Describe your worst roommate. This could be a sibling, a roommate from school, a bunkmate from camp, your spouse.
Write about a fence. Think not only about the physical object itself but what it represents: who’s being fenced in, or kept out?
It’s been too long since I’ve offered Quickies, which of course means you have no excuse not to write this week. “Quickies” are prompts that can be done in five minutes or fewer, though of course you can also take your time and write for as long as you wish. Enjoy!
Write for one minute about each of the following: kale, volcano, ferret, lamp, ocean.
It’s President’s Day, one of those holidays that we don’t often think much about, except perhaps to rejoice if we get a day off work, or to be annoyed if we find the bank or post office closed when we really need them.
But, let’s celebrate it this year with a fun writing prompt. Write about five things you would do/change if you were president of your home country.
By now, you probably are familiar with the community art project Post Secret … and do you know new secrets are still posted each Sunday? They make great writing prompts. Visit the page and bookmark it for a time you need some inspiration.
Next, write about a secret you’ve never told anyone. (Maybe you’ll even want to send it in to Post Secret.)
It’s Groundhog Day … which of course means some little creature will supposedly tell us how many more weeks of winter we must endure.

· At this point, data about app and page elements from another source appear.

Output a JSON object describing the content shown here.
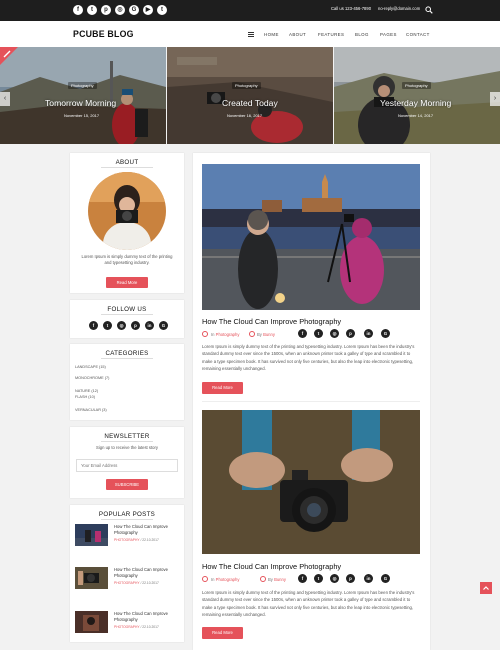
{
  "topbar": {
    "social_icons": [
      {
        "icon": "facebook-icon",
        "glyph": "f"
      },
      {
        "icon": "twitter-icon",
        "glyph": "t"
      },
      {
        "icon": "pinterest-icon",
        "glyph": "p"
      },
      {
        "icon": "instagram-icon",
        "glyph": "◎"
      },
      {
        "icon": "google-plus-icon",
        "glyph": "G"
      },
      {
        "icon": "youtube-icon",
        "glyph": "▶"
      },
      {
        "icon": "tumblr-icon",
        "glyph": "t"
      }
    ],
    "phone": "Call us 123-456-7890",
    "email": "no-reply@domain.com"
  },
  "header": {
    "logo": "PCUBE BLOG",
    "nav": [
      "HOME",
      "ABOUT",
      "FEATURES",
      "BLOG",
      "PAGES",
      "CONTACT"
    ]
  },
  "slider": {
    "slides": [
      {
        "category": "Photography",
        "title": "Tomorrow Morning",
        "date": "November 15, 2017"
      },
      {
        "category": "Photography",
        "title": "Created Today",
        "date": "November 16, 2017"
      },
      {
        "category": "Photography",
        "title": "Yesterday Morning",
        "date": "November 14, 2017"
      }
    ]
  },
  "about": {
    "title": "ABOUT",
    "text": "Lorem Ipsum is simply dummy text of the printing and typesetting industry.",
    "button": "Read More"
  },
  "follow": {
    "title": "FOLLOW US",
    "icons": [
      {
        "icon": "facebook-icon",
        "glyph": "f"
      },
      {
        "icon": "twitter-icon",
        "glyph": "t"
      },
      {
        "icon": "instagram-icon",
        "glyph": "◎"
      },
      {
        "icon": "pinterest-icon",
        "glyph": "p"
      },
      {
        "icon": "linkedin-icon",
        "glyph": "in"
      },
      {
        "icon": "google-plus-icon",
        "glyph": "G"
      }
    ]
  },
  "categories": {
    "title": "CATEGORIES",
    "items": [
      "LANDSCAPE (15)",
      "MONOCHROME (7)",
      "NATURE (12)",
      "FLASH (10)",
      "VERNACULAR (3)"
    ]
  },
  "newsletter": {
    "title": "NEWSLETTER",
    "text": "Sign up to receive the latest story",
    "placeholder": "Your Email Address",
    "button": "SUBSCRIBE"
  },
  "popular": {
    "title": "POPULAR POSTS",
    "posts": [
      {
        "title": "How The Cloud Can Improve Photography",
        "category": "PHOTOGRAPHY",
        "date": "22.10.2017"
      },
      {
        "title": "How The Cloud Can Improve Photography",
        "category": "PHOTOGRAPHY",
        "date": "22.10.2017"
      },
      {
        "title": "How The Cloud Can Improve Photography",
        "category": "PHOTOGRAPHY",
        "date": "22.10.2017"
      }
    ]
  },
  "posts": [
    {
      "title": "How The Cloud Can Improve Photography",
      "category_prefix": "In",
      "category": "Photography",
      "author_prefix": "By",
      "author": "Bunny",
      "body": "Lorem Ipsum is simply dummy text of the printing and typesetting industry. Lorem Ipsum has been the industry's standard dummy text ever since the 1500s, when an unknown printer took a galley of type and scrambled it to make a type specimen book. It has survived not only five centuries, but also the leap into electronic typesetting, remaining essentially unchanged.",
      "button": "Read More"
    },
    {
      "title": "How The Cloud Can Improve Photography",
      "category_prefix": "In",
      "category": "Photography",
      "author_prefix": "By",
      "author": "Bunny",
      "body": "Lorem Ipsum is simply dummy text of the printing and typesetting industry. Lorem Ipsum has been the industry's standard dummy text ever since the 1500s, when an unknown printer took a galley of type and scrambled it to make a type specimen book. It has survived not only five centuries, but also the leap into electronic typesetting, remaining essentially unchanged.",
      "button": "Read More"
    }
  ],
  "post_share_icons": [
    {
      "icon": "facebook-icon",
      "glyph": "f"
    },
    {
      "icon": "twitter-icon",
      "glyph": "t"
    },
    {
      "icon": "instagram-icon",
      "glyph": "◎"
    },
    {
      "icon": "pinterest-icon",
      "glyph": "p"
    },
    {
      "icon": "linkedin-icon",
      "glyph": "in"
    },
    {
      "icon": "google-plus-icon",
      "glyph": "G"
    }
  ],
  "colors": {
    "accent": "#e5525a",
    "topbar": "#1e1e1e"
  }
}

It was also a hilarious 1990s film about a snarky guy who had to relive the same day over and over and over…
Write about a day you wish you could experience all over again.
Look out the window of the room you spend the most time in. Describe what you see.
Next, write about a view you miss.
The other day my husband said to me, “Your extra memory should be here next week.”
It took me a long moment to realize he was talking about the additional memory he’d ordered for my computer, which had been very slow; apparently you can just buy more memory if you run low. (For your computer, that is.)
But I did, for a moment, love the idea of having extra memory, or more space for memories, in my brain rather than just on my computer.
Write about a time you wish you could remember, or remember more vividly.